Report the number of lines in the data where the word "name" appears, and add no other text.

■ **Data shown**:
Content starts

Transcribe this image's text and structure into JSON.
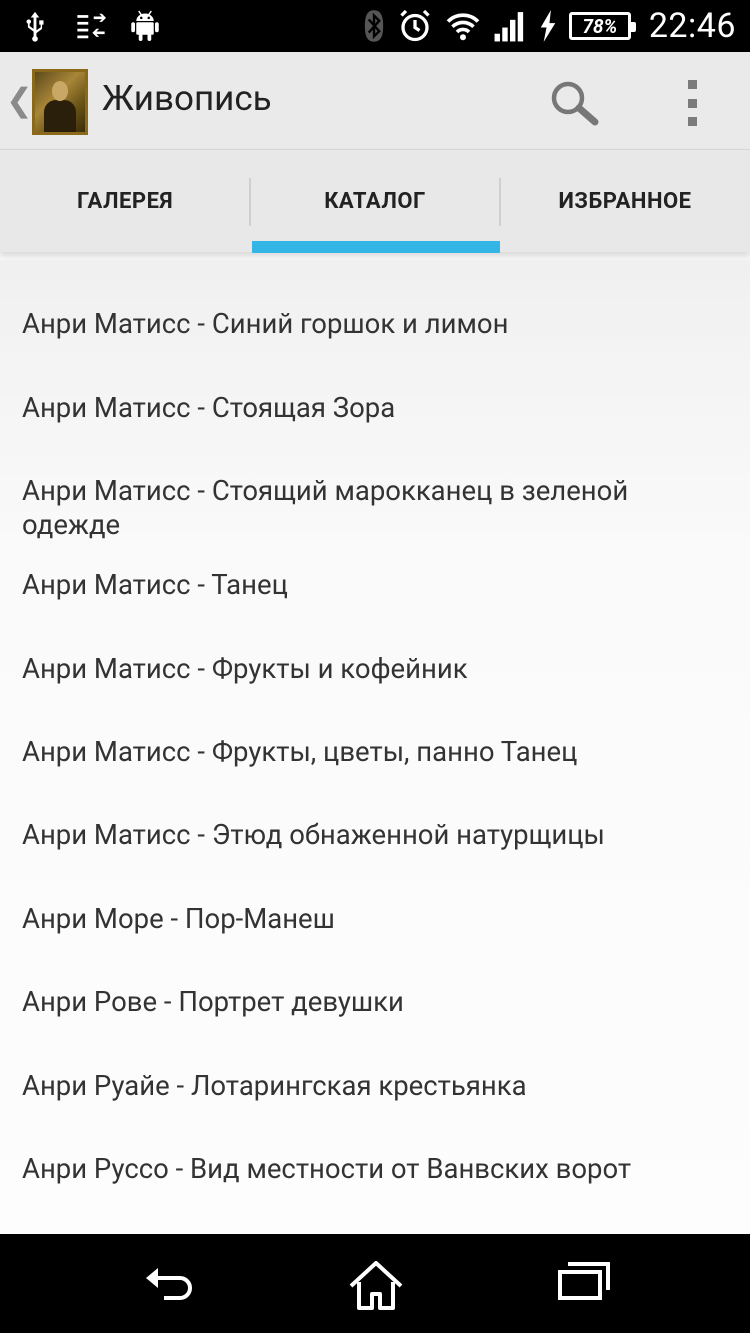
{
  "status_bar": {
    "battery": "78%",
    "time": "22:46",
    "icons": [
      "usb-icon",
      "data-transfer-icon",
      "android-icon",
      "bluetooth-icon",
      "alarm-icon",
      "wifi-icon",
      "signal-icon",
      "charging-icon",
      "battery-icon"
    ]
  },
  "action_bar": {
    "title": "Живопись",
    "icons": [
      "back-chevron-icon",
      "app-logo-icon",
      "search-icon",
      "overflow-menu-icon"
    ]
  },
  "tabs": [
    {
      "label": "ГАЛЕРЕЯ",
      "selected": false
    },
    {
      "label": "КАТАЛОГ",
      "selected": true
    },
    {
      "label": "ИЗБРАННОЕ",
      "selected": false
    }
  ],
  "accent_color": "#33b5e5",
  "catalog": [
    {
      "text": "Анри Матисс - Синий горшок и лимон"
    },
    {
      "text": "Анри Матисс - Стоящая Зора"
    },
    {
      "text": "Анри Матисс - Стоящий марокканец в зеленой одежде"
    },
    {
      "text": "Анри Матисс - Танец"
    },
    {
      "text": "Анри Матисс - Фрукты и кофейник"
    },
    {
      "text": "Анри Матисс - Фрукты, цветы, панно Танец"
    },
    {
      "text": "Анри Матисс - Этюд обнаженной натурщицы"
    },
    {
      "text": "Анри Море - Пор-Манеш"
    },
    {
      "text": "Анри Рове - Портрет девушки"
    },
    {
      "text": "Анри Руайе - Лотарингская крестьянка"
    },
    {
      "text": "Анри Руссо - Вид местности от Ванвских ворот"
    }
  ],
  "nav_bar": {
    "icons": [
      "back-icon",
      "home-icon",
      "recent-apps-icon"
    ]
  }
}
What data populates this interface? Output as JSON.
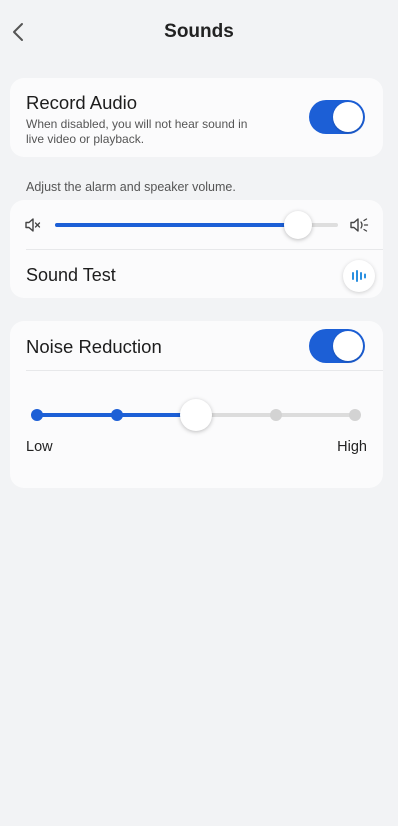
{
  "header": {
    "title": "Sounds",
    "back_icon": "chevron-left-icon"
  },
  "record_audio": {
    "title": "Record Audio",
    "description": "When disabled, you will not hear sound in live video or playback.",
    "enabled": true
  },
  "volume": {
    "hint": "Adjust the alarm and speaker volume.",
    "level": 0.86,
    "min_icon": "speaker-mute-icon",
    "max_icon": "speaker-loud-icon"
  },
  "sound_test": {
    "label": "Sound Test",
    "icon": "sound-wave-icon"
  },
  "noise_reduction": {
    "title": "Noise Reduction",
    "enabled": true,
    "levels": 5,
    "selected_level": 3,
    "low_label": "Low",
    "high_label": "High"
  },
  "colors": {
    "accent": "#1c5fd6",
    "background": "#f2f3f5",
    "card": "#fbfbfc",
    "sound_wave": "#2a8fe0"
  }
}
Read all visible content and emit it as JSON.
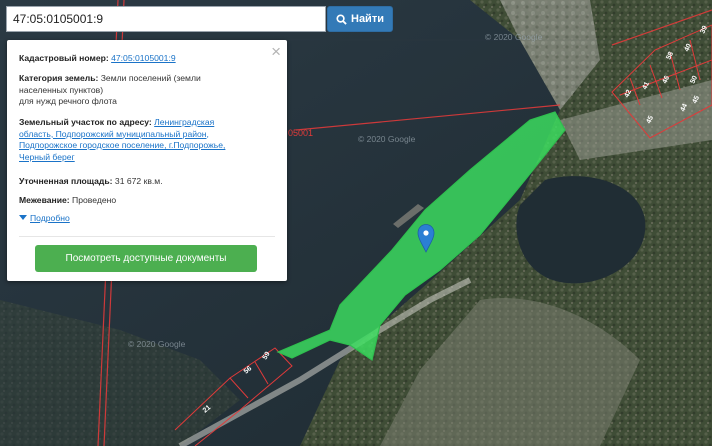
{
  "search": {
    "value": "47:05:0105001:9",
    "button_label": "Найти"
  },
  "popup": {
    "close_glyph": "×",
    "cadastral_label": "Кадастровый номер:",
    "cadastral_number": "47:05:0105001:9",
    "category_label": "Категория земель:",
    "category_value_line1": "Земли поселений (земли",
    "category_value_line2": "населенных пунктов)",
    "category_value_line3": "для нужд речного флота",
    "address_label": "Земельный участок по адресу:",
    "address_line1": "Ленинградская",
    "address_line2": "область, Подпорожский муниципальный район,",
    "address_line3": "Подпорожское городское поселение, г.Подпорожье,",
    "address_line4": "Черный берег",
    "area_label": "Уточненная площадь:",
    "area_value": "31 672 кв.м.",
    "survey_label": "Межевание:",
    "survey_value": "Проведено",
    "more_link": "Подробно",
    "docs_button": "Посмотреть доступные документы"
  },
  "map": {
    "watermarks": [
      "© 2020 Google",
      "© 2020 Google",
      "© 2020 Google"
    ],
    "quarter_label": "05001",
    "parcel_labels": [
      "21",
      "56",
      "59",
      "42",
      "41",
      "46",
      "58",
      "40",
      "45",
      "44",
      "45",
      "50",
      "39"
    ],
    "highlight_color": "#3ce060",
    "boundary_color": "#e03a3a",
    "marker_color": "#2b7fd4"
  }
}
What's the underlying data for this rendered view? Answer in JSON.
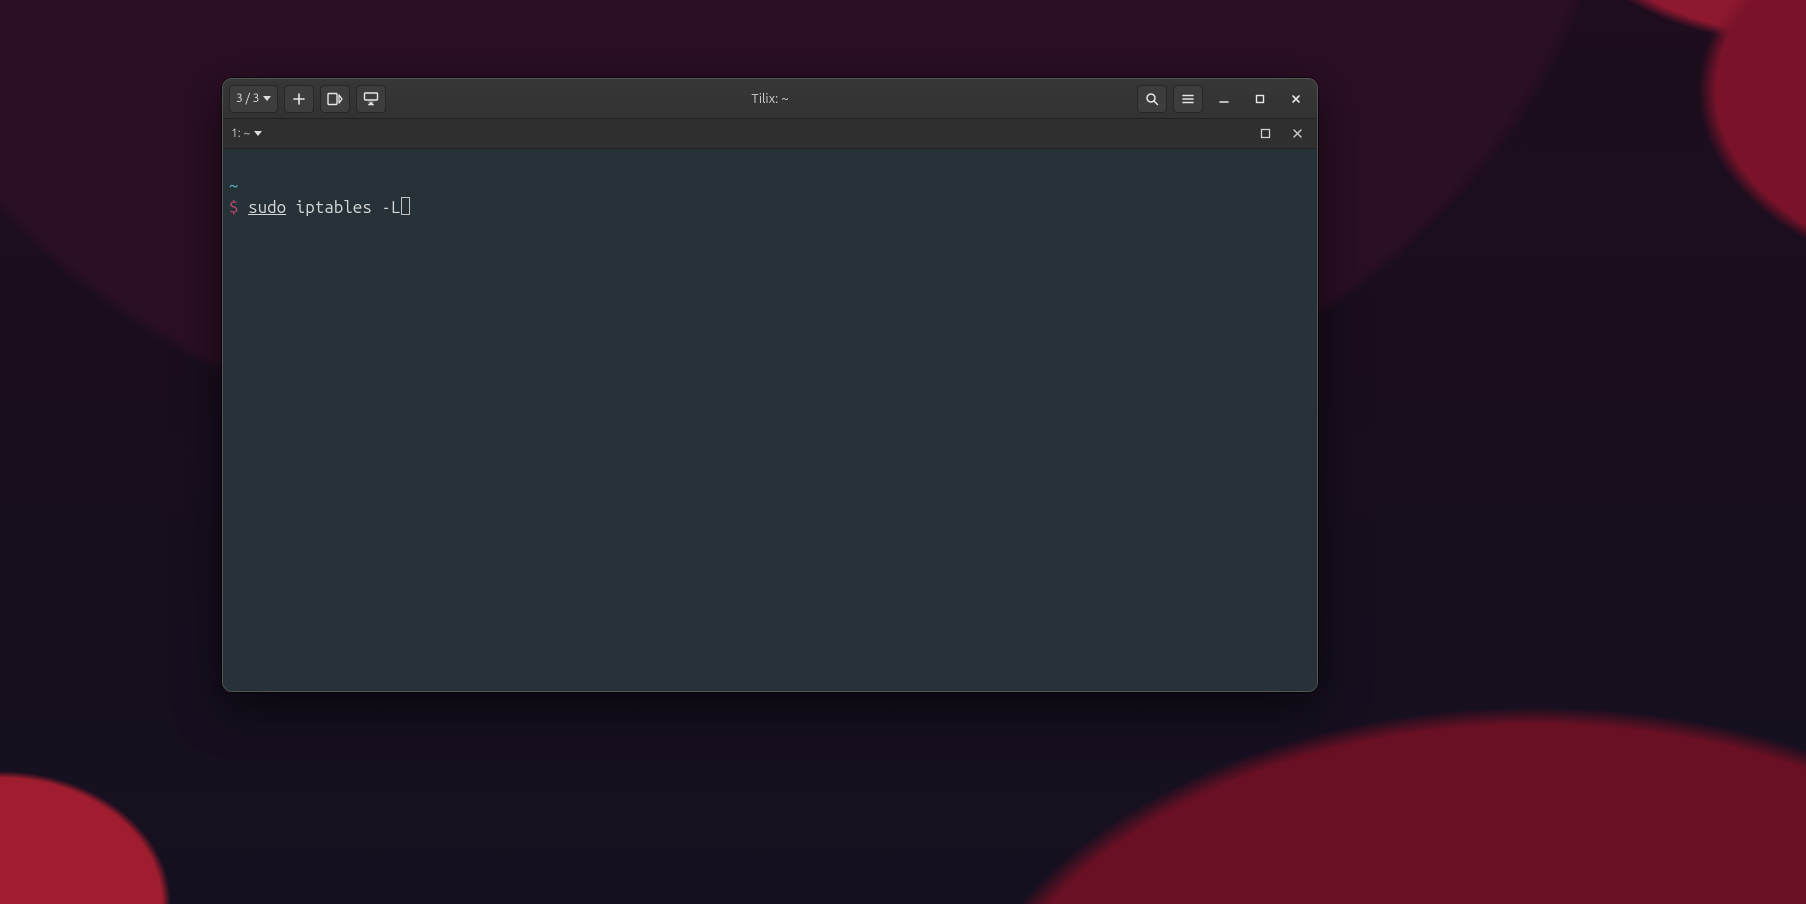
{
  "window": {
    "title": "Tilix: ~"
  },
  "headerbar": {
    "session_indicator": "3 / 3"
  },
  "tabbar": {
    "tab_label": "1: ~"
  },
  "terminal": {
    "cwd_line": "~",
    "prompt_symbol": "$",
    "command_sudo": "sudo",
    "command_rest": " iptables -L"
  }
}
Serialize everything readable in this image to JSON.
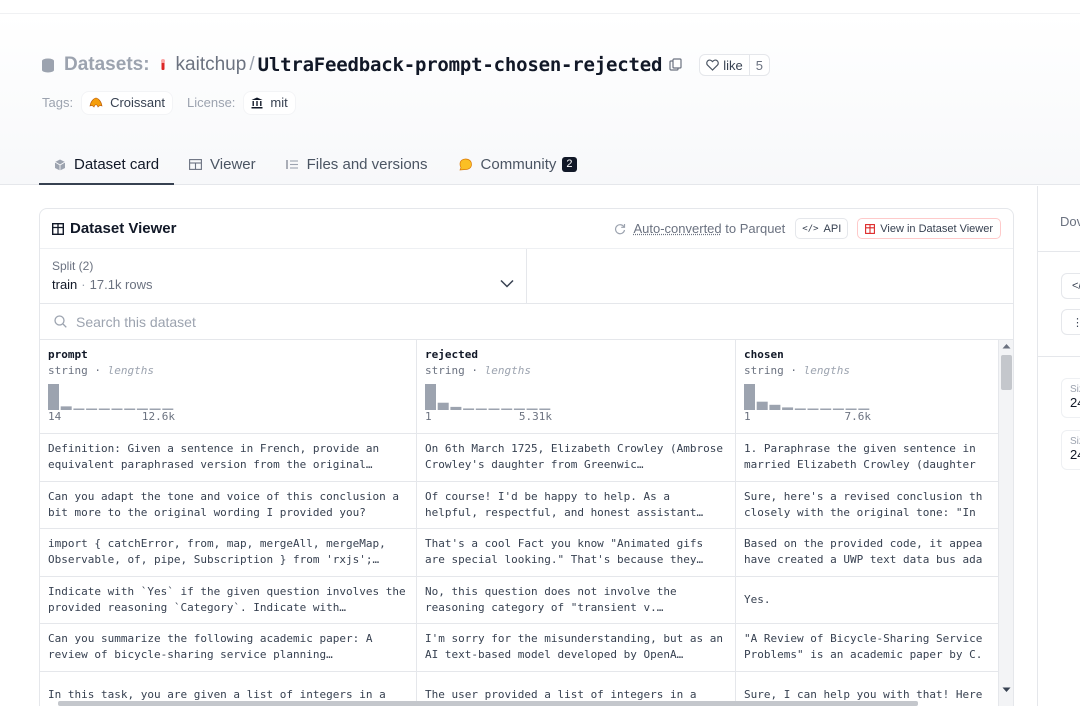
{
  "header": {
    "datasets_label": "Datasets:",
    "owner": "kaitchup",
    "slash": "/",
    "repo": "UltraFeedback-prompt-chosen-rejected",
    "like_label": "like",
    "like_count": "5",
    "tags_label": "Tags:",
    "tag": "Croissant",
    "license_label": "License:",
    "license": "mit"
  },
  "tabs": [
    {
      "label": "Dataset card",
      "active": true
    },
    {
      "label": "Viewer",
      "active": false
    },
    {
      "label": "Files and versions",
      "active": false
    },
    {
      "label": "Community",
      "active": false,
      "badge": "2"
    }
  ],
  "viewer": {
    "title": "Dataset Viewer",
    "auto_converted": "Auto-converted",
    "to_parquet": "to Parquet",
    "api_label": "API",
    "view_label": "View in Dataset Viewer",
    "split_label": "Split (2)",
    "split_value": "train",
    "split_dot": "·",
    "split_rows": "17.1k rows",
    "search_placeholder": "Search this dataset"
  },
  "columns": [
    {
      "name": "prompt",
      "type": "string",
      "type_sep": "·",
      "stat": "lengths",
      "min": "14",
      "max": "12.6k",
      "hist": [
        1.0,
        0.14,
        0.04,
        0.04,
        0.04,
        0.04,
        0.04,
        0.04,
        0.04,
        0.04
      ]
    },
    {
      "name": "rejected",
      "type": "string",
      "type_sep": "·",
      "stat": "lengths",
      "min": "1",
      "max": "5.31k",
      "hist": [
        1.0,
        0.28,
        0.12,
        0.06,
        0.04,
        0.04,
        0.04,
        0.04,
        0.04,
        0.04
      ]
    },
    {
      "name": "chosen",
      "type": "string",
      "type_sep": "·",
      "stat": "lengths",
      "min": "1",
      "max": "7.6k",
      "hist": [
        1.0,
        0.32,
        0.2,
        0.1,
        0.06,
        0.04,
        0.04,
        0.04,
        0.04,
        0.04
      ]
    }
  ],
  "rows": [
    [
      "Definition: Given a sentence in French, provide an equivalent paraphrased version from the original…",
      "On 6th March 1725, Elizabeth Crowley (Ambrose Crowley's daughter from Greenwic…",
      "1. Paraphrase the given sentence in married Elizabeth Crowley (daughter"
    ],
    [
      "Can you adapt the tone and voice of this conclusion a bit more to the original wording I provided you?",
      "Of course! I'd be happy to help. As a helpful, respectful, and honest assistant…",
      "Sure, here's a revised conclusion th closely with the original tone: \"In"
    ],
    [
      "import { catchError, from, map, mergeAll, mergeMap, Observable, of, pipe, Subscription } from 'rxjs';…",
      "That's a cool Fact you know \"Animated gifs are special looking.\" That's because they…",
      "Based on the provided code, it appea have created a UWP text data bus ada"
    ],
    [
      "Indicate with `Yes` if the given question involves the provided reasoning `Category`. Indicate with…",
      "No, this question does not involve the reasoning category of \"transient v.…",
      "Yes."
    ],
    [
      "Can you summarize the following academic paper: A review of bicycle-sharing service planning…",
      "I'm sorry for the misunderstanding, but as an AI text-based model developed by OpenA…",
      "\"A Review of Bicycle-Sharing Service Problems\" is an academic paper by C."
    ],
    [
      "In this task, you are given a list of integers in a",
      "The user provided a list of integers in a",
      "Sure, I can help you with that! Here"
    ]
  ],
  "right_panel": {
    "downloads_label": "Dov",
    "size_label_1": "Siz",
    "size_val_1": "24",
    "size_label_2": "Siz",
    "size_val_2": "24"
  },
  "colors": {
    "hist_bar": "#9ca3af",
    "accent_badge": "#111827",
    "border": "#e5e7eb"
  }
}
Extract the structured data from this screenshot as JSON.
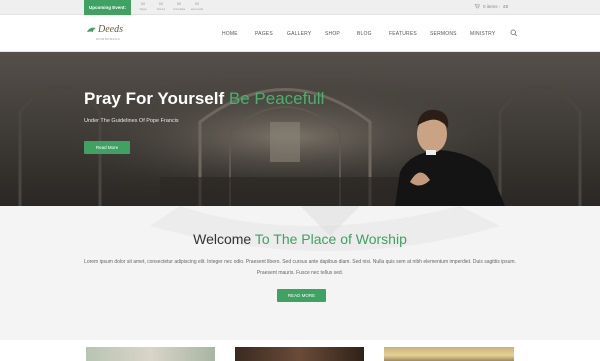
{
  "topbar": {
    "event_label": "Upcoming Event:",
    "countdown": [
      {
        "value": "00",
        "label": "days"
      },
      {
        "value": "00",
        "label": "hours"
      },
      {
        "value": "00",
        "label": "minutes"
      },
      {
        "value": "00",
        "label": "seconds"
      }
    ],
    "cart_text": "0 items -",
    "cart_price": "£0"
  },
  "header": {
    "logo_text": "Deeds",
    "logo_sub": "WORDPRESS",
    "nav": [
      "HOME",
      "PAGES",
      "GALLERY",
      "SHOP",
      "BLOG",
      "FEATURES",
      "SERMONS",
      "MINISTRY"
    ]
  },
  "hero": {
    "title_main": "Pray For Yourself",
    "title_accent": "Be Peacefull",
    "subtitle": "Under The Guidelines Of Pope Francis",
    "button": "Read More"
  },
  "welcome": {
    "title_main": "Welcome",
    "title_accent": "To The Place of Worship",
    "text": "Lorem ipsum dolor sit amet, consectetur adipiscing elit. Integer nec odio. Praesent libero. Sed cursus ante dapibus diam. Sed nisi. Nulla quis sem at nibh elementum imperdiet. Duis sagittis ipsum. Praesent mauris. Fusce nec tellus sed.",
    "button": "READ MORE"
  },
  "colors": {
    "accent": "#3fa162",
    "hero_accent": "#45b36c"
  }
}
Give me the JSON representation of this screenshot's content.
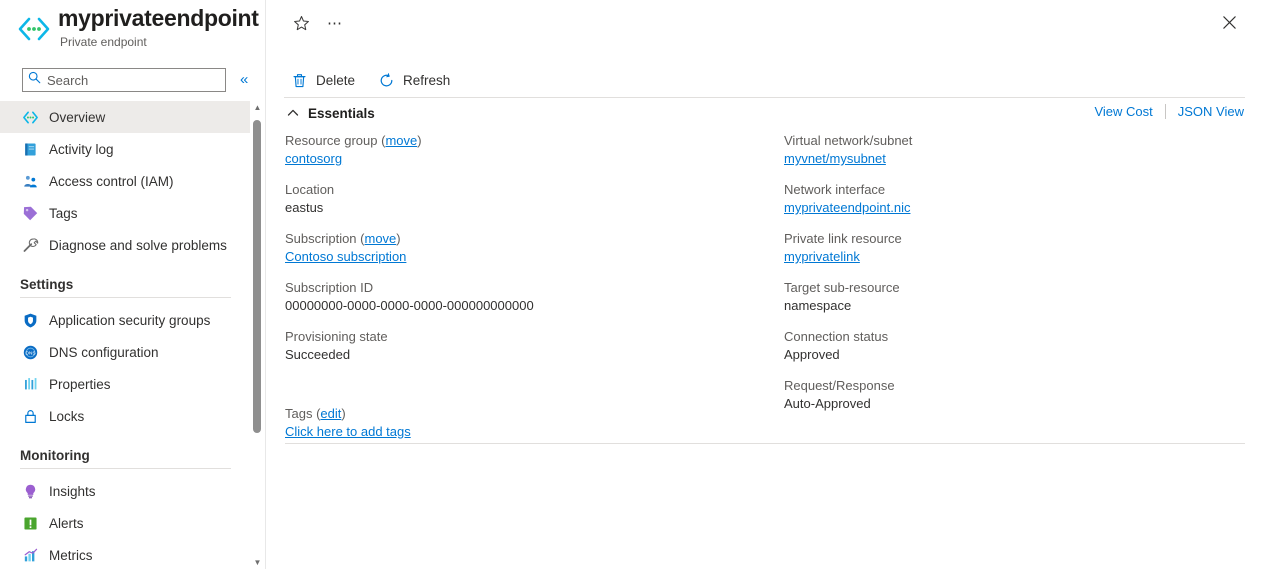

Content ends

■ **Output of the task**:
3